narrative takes a drastic turn as do his atrocities when he describes the brutal and cold hearted manner in which he holds the cat by its throat and deliberately carves out the innocent animal’s eye. “I took from my waistcoat-pocket a penknife, opened it, grasped the poor beast by the throat, and deliberately cut one of its eyes from the socket!” (Poe 2). From this description, the reader cannot help to shudder at the horror cringe imaging the pain the cat must have endured, this is even worse considering that it was occasioned by someone the beast loved and trusted.
The horror builds up after the incident since the narrator by his own admission is assailed by a spirit of perverseness and he ends up committing veil for the sake of evil, the reader will no doubt remain in suspense and the tension builds up since as they worry about the fate of those leaving close to the now demented man. The images described in the story are rendered particularly vivid by the fact that the by the first person point of view is used, the reader is forced to endure the haunting torment he feels every time he sees the one eyed cat and is reminded of his action. This acts to enhance the fearful atmosphere because by forcing them to see events only through the narrator’s voice, they are made to feel as if they are one with him almost as if they are sharing his revulsion for the cat as well as his desire to eliminate it.
Another image in which the horror of the narrator’s action is further enhanced is presented when he revisits brutality to the innocent cat by ruthlessly hanging it. The atmosphere is riddled with fear and dread since after the cat’s death, the narrator’s house burns down and he is haunted by an image of a huge cat with a rope around its neck on the only wall that did not collapse.
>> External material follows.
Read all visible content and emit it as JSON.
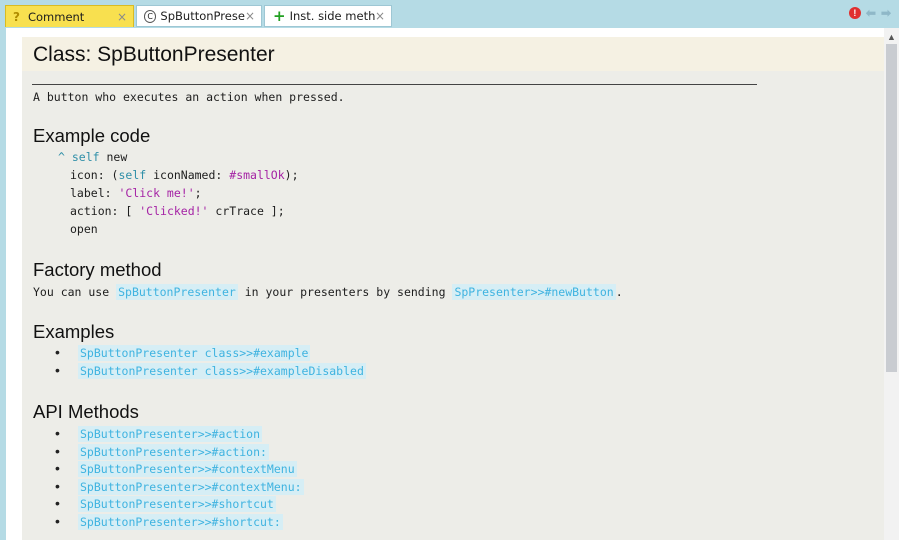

The images of his actions combined with the accident that has evidently ruined him continue haunting the narrator and the reader cannot help but feel a sense of dread suggested by the symbolic prophesy of the cat’s eminent return. In an eerie turn of events, the narrator adopts a cat that seems to be identical to Pluto except for the white mark around its neck where presumably the hang noose was in the former. The sense of dread is heightened by awareness of the fact that the cat is probably a